[Start of Attachment]

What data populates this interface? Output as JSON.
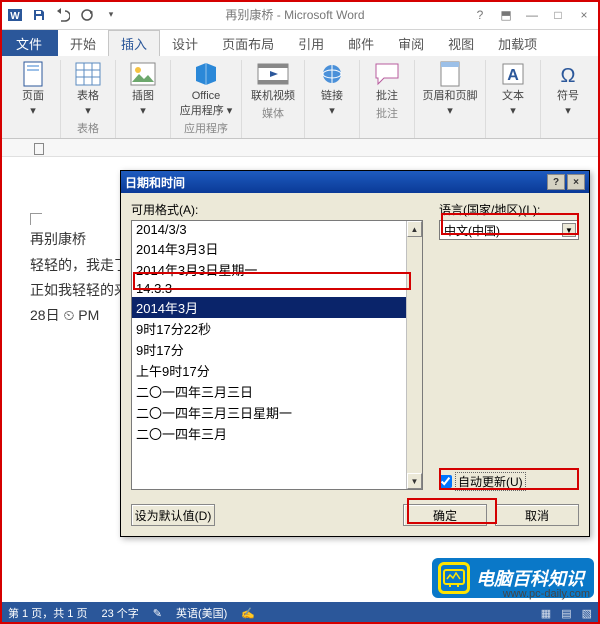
{
  "window": {
    "title": "再别康桥 - Microsoft Word"
  },
  "tabs": {
    "file": "文件",
    "home": "开始",
    "insert": "插入",
    "design": "设计",
    "layout": "页面布局",
    "references": "引用",
    "mailings": "邮件",
    "review": "审阅",
    "view": "视图",
    "addins": "加载项"
  },
  "ribbon": {
    "pages": {
      "page": "页面",
      "group": ""
    },
    "tables": {
      "table": "表格",
      "group": "表格"
    },
    "illustrations": {
      "illustration": "插图"
    },
    "apps": {
      "label1": "Office",
      "label2": "应用程序 ▾",
      "group": "应用程序"
    },
    "media": {
      "video": "联机视频",
      "group": "媒体"
    },
    "links": {
      "link": "链接"
    },
    "comments": {
      "comment": "批注",
      "group": "批注"
    },
    "headerfooter": {
      "hf": "页眉和页脚"
    },
    "text": {
      "text": "文本"
    },
    "symbols": {
      "symbol": "符号"
    }
  },
  "document": {
    "line1": "再别康桥",
    "line2": "轻轻的，我走了",
    "line3": "正如我轻轻的来",
    "line4": "28日   ⏲  PM"
  },
  "dialog": {
    "title": "日期和时间",
    "formats_label": "可用格式(A):",
    "language_label": "语言(国家/地区)(L):",
    "language_value": "中文(中国)",
    "auto_update": "自动更新(U)",
    "set_default": "设为默认值(D)",
    "ok": "确定",
    "cancel": "取消",
    "formats": [
      "2014/3/3",
      "2014年3月3日",
      "2014年3月3日星期一",
      "14.3.3",
      "2014年3月",
      "9时17分22秒",
      "9时17分",
      "上午9时17分",
      "二〇一四年三月三日",
      "二〇一四年三月三日星期一",
      "二〇一四年三月"
    ],
    "selected_index": 4
  },
  "status": {
    "page": "第 1 页，共 1 页",
    "words": "23 个字",
    "lang": "英语(美国)"
  },
  "brand": {
    "text": "电脑百科知识",
    "url": "www.pc-daily.com"
  }
}
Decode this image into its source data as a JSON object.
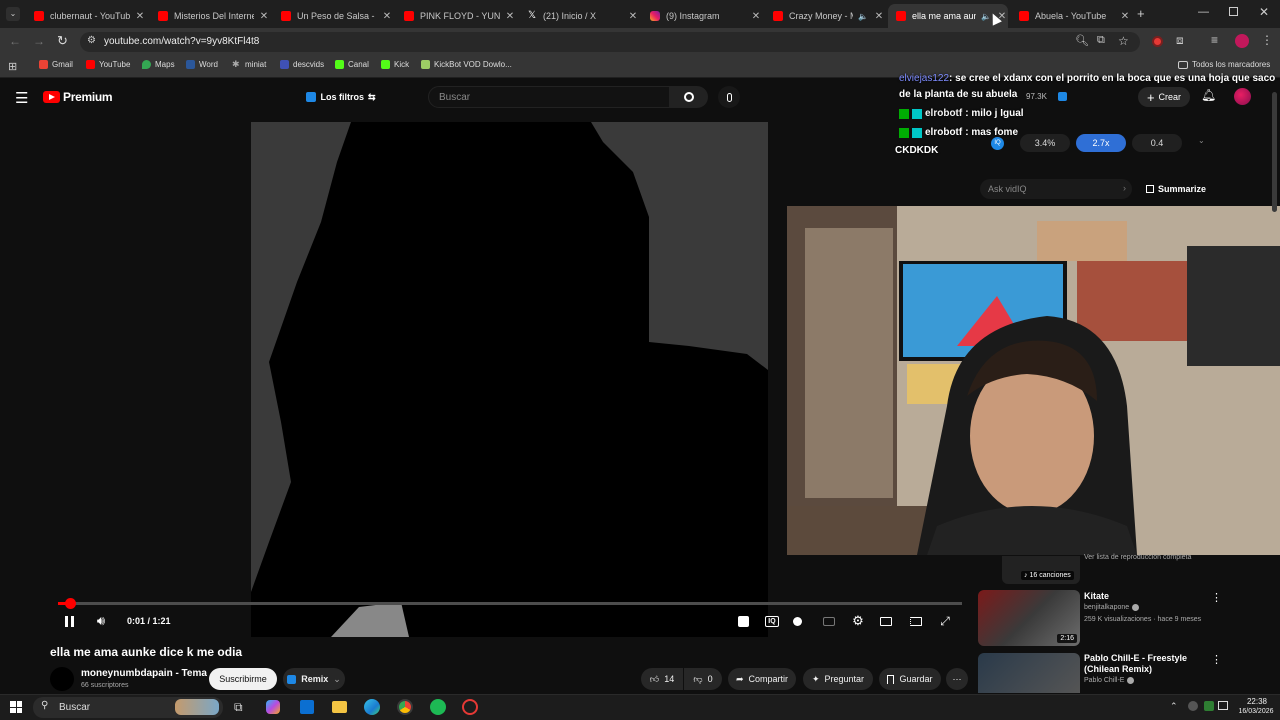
{
  "browser": {
    "tabs": [
      {
        "label": "clubernaut - YouTube",
        "icon": "youtube-icon"
      },
      {
        "label": "Misterios Del Internet",
        "icon": "youtube-icon"
      },
      {
        "label": "Un Peso de Salsa - Yo",
        "icon": "youtube-icon"
      },
      {
        "label": "PINK FLOYD - YUNG",
        "icon": "youtube-icon"
      },
      {
        "label": "(21) Inicio / X",
        "icon": "x-icon"
      },
      {
        "label": "(9) Instagram",
        "icon": "instagram-icon"
      },
      {
        "label": "Crazy Money - M",
        "icon": "youtube-icon"
      },
      {
        "label": "ella me ama aunk",
        "icon": "youtube-icon"
      },
      {
        "label": "Abuela - YouTube",
        "icon": "youtube-icon"
      }
    ],
    "url": "youtube.com/watch?v=9yv8KtFl4t8",
    "bookmarks": [
      "Gmail",
      "YouTube",
      "Maps",
      "Word",
      "miniat",
      "descvids",
      "Canal",
      "Kick",
      "KickBot VOD Dowlo..."
    ],
    "all_bookmarks": "Todos los marcadores"
  },
  "youtube": {
    "logo": "Premium",
    "filters": "Los filtros",
    "search_placeholder": "Buscar",
    "create": "Crear",
    "stats": "97.3K",
    "video_title": "ella me ama aunke dice k me odia",
    "time": "0:01 / 1:21",
    "progress": 0.013,
    "channel": "moneynumbdapain - Tema",
    "subs": "66 suscriptores",
    "subscribe": "Suscribirme",
    "remix": "Remix",
    "likes": "14",
    "dislikes": "0",
    "share": "Compartir",
    "ask": "Preguntar",
    "save": "Guardar",
    "vidiq": {
      "pct": "3.4%",
      "mult": "2.7x",
      "val": "0.4",
      "ask_placeholder": "Ask vidIQ",
      "summarize": "Summarize"
    },
    "playlist": {
      "full_list": "Ver lista de reproducción completa",
      "songs": "16 canciones"
    },
    "recommendations": [
      {
        "title": "Kitate",
        "channel": "benjitalkapone",
        "meta": "259 K visualizaciones · hace 9 meses",
        "duration": "2:16"
      },
      {
        "title": "Pablo Chill-E - Freestyle (Chilean Remix)",
        "channel": "Pablo Chill-E",
        "meta": "",
        "duration": ""
      }
    ]
  },
  "chat": [
    {
      "user": "elviejas122",
      "msg": ": se cree el xdanx con el porrito en la boca que es una hoja que saco"
    },
    {
      "user": "",
      "msg": "de la planta de su abuela"
    },
    {
      "user": "elrobotf",
      "msg": ": milo j Igual"
    },
    {
      "user": "elrobotf",
      "msg": ": mas fome"
    },
    {
      "user": "",
      "msg": "CKDKDK"
    }
  ],
  "taskbar": {
    "search": "Buscar",
    "time": "22:38",
    "date": "16/03/2026"
  }
}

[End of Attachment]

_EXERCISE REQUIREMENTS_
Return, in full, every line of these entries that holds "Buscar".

_FINISHED TASK_
    "search_placeholder": "Buscar",
    "search": "Buscar",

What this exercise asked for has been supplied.